Description of the task.
For the copy, please give all of the data again exactly and leave the pictures out.

Dataset items:
- - - -

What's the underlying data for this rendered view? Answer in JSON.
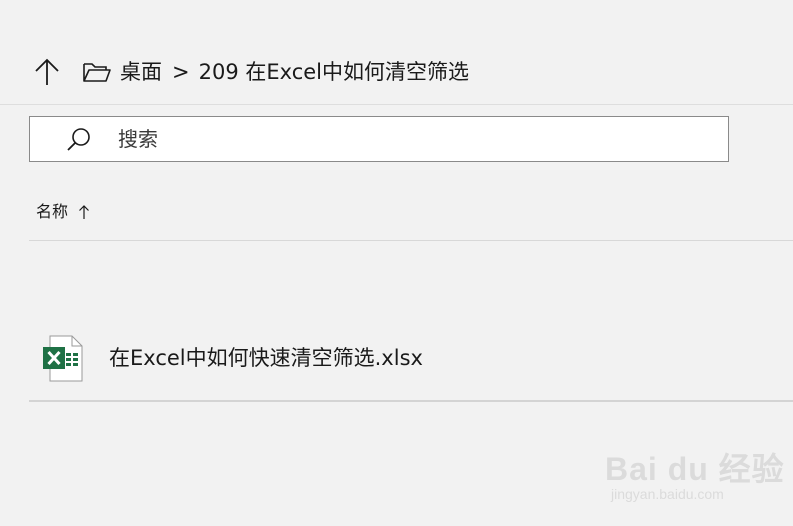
{
  "breadcrumb": {
    "items": [
      "桌面",
      "209 在Excel中如何清空筛选"
    ],
    "separator": ">"
  },
  "search": {
    "placeholder": "搜索",
    "value": ""
  },
  "list": {
    "column_header": "名称",
    "sort_direction": "ascending",
    "files": [
      {
        "name": "在Excel中如何快速清空筛选.xlsx",
        "icon": "excel-file-icon"
      }
    ]
  },
  "watermark": {
    "logo_text": "Bai du 经验",
    "url_text": "jingyan.baidu.com"
  },
  "colors": {
    "background": "#f2f2f2",
    "excel_green": "#1e7145",
    "border": "#8a8a8a"
  }
}
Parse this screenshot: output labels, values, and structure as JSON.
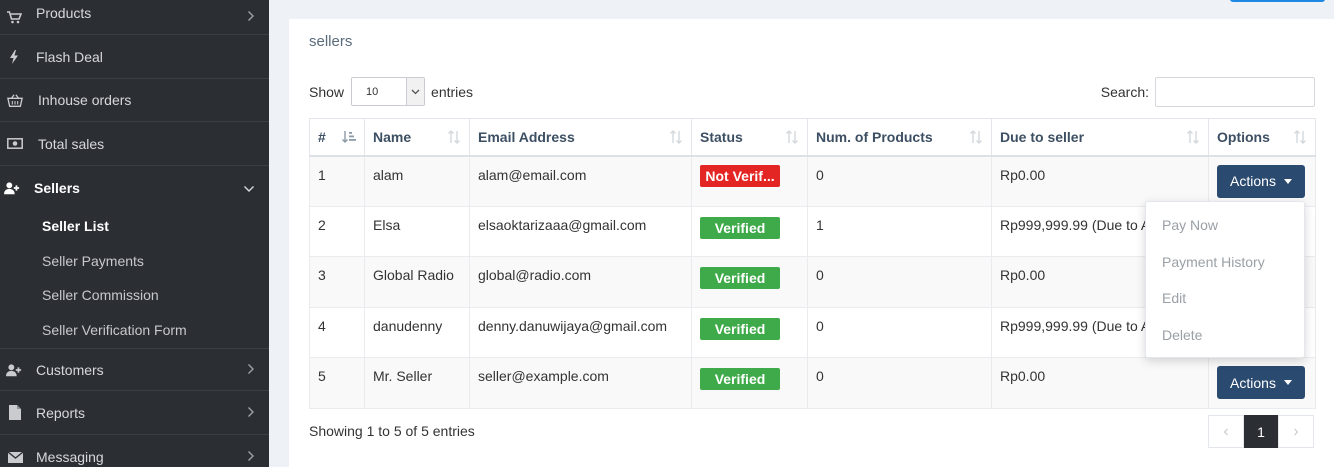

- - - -

Solution to this exercise.
What's the underlying data for this rendered view? Answer in JSON.
{
  "breadcrumb": {
    "items": [
      "桌面",
      "209 在Excel中如何清空筛选"
    ],
    "separator": ">"
  },
  "search": {
    "placeholder": "搜索",
    "value": ""
  },
  "list": {
    "column_header": "名称",
    "sort_direction": "ascending",
    "files": [
      {
        "name": "在Excel中如何快速清空筛选.xlsx",
        "icon": "excel-file-icon"
      }
    ]
  },
  "watermark": {
    "logo_text": "Bai du 经验",
    "url_text": "jingyan.baidu.com"
  },
  "colors": {
    "background": "#f2f2f2",
    "excel_green": "#1e7145",
    "border": "#8a8a8a"
  }
}
Parse this screenshot: output labels, values, and structure as JSON.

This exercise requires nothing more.